App and web page records:
..........

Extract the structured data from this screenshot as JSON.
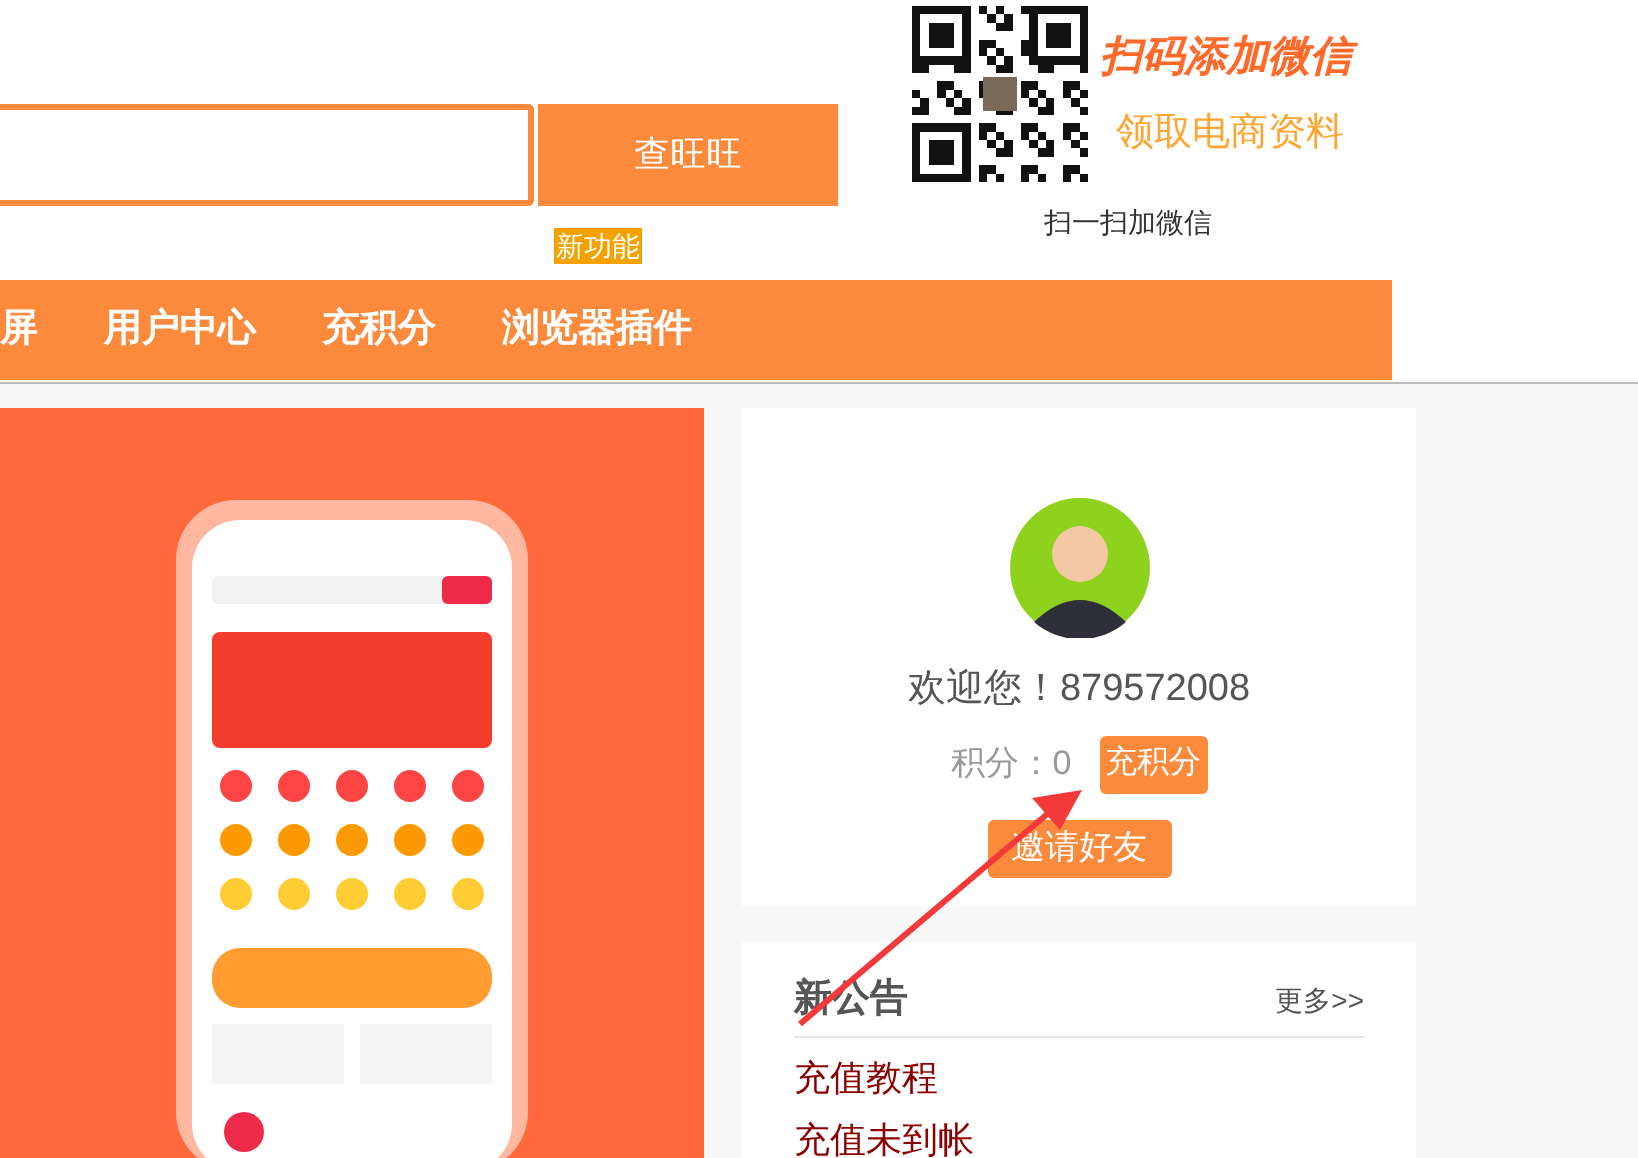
{
  "search": {
    "button": "查旺旺",
    "badge": "新功能"
  },
  "wechat_promo": {
    "headline": "扫码添加微信",
    "subline": "领取电商资料",
    "caption": "扫一扫加微信"
  },
  "nav": [
    {
      "label": "屏"
    },
    {
      "label": "用户中心"
    },
    {
      "label": "充积分"
    },
    {
      "label": "浏览器插件"
    }
  ],
  "profile": {
    "greeting": "欢迎您！879572008",
    "points_label": "积分：",
    "points": "0",
    "recharge_button": "充积分",
    "invite_button": "邀请好友"
  },
  "notices": {
    "title": "新公告",
    "more": "更多>>",
    "items": [
      "充值教程",
      "充值未到帐"
    ]
  }
}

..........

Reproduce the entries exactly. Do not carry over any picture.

◆ **Result of the exercise**:
Extract the structured data from this screenshot as JSON.
{
  "search": {
    "button": "查旺旺",
    "badge": "新功能"
  },
  "wechat_promo": {
    "headline": "扫码添加微信",
    "subline": "领取电商资料",
    "caption": "扫一扫加微信"
  },
  "nav": [
    {
      "label": "屏"
    },
    {
      "label": "用户中心"
    },
    {
      "label": "充积分"
    },
    {
      "label": "浏览器插件"
    }
  ],
  "profile": {
    "greeting": "欢迎您！879572008",
    "points_label": "积分：",
    "points": "0",
    "recharge_button": "充积分",
    "invite_button": "邀请好友"
  },
  "notices": {
    "title": "新公告",
    "more": "更多>>",
    "items": [
      "充值教程",
      "充值未到帐"
    ]
  }
}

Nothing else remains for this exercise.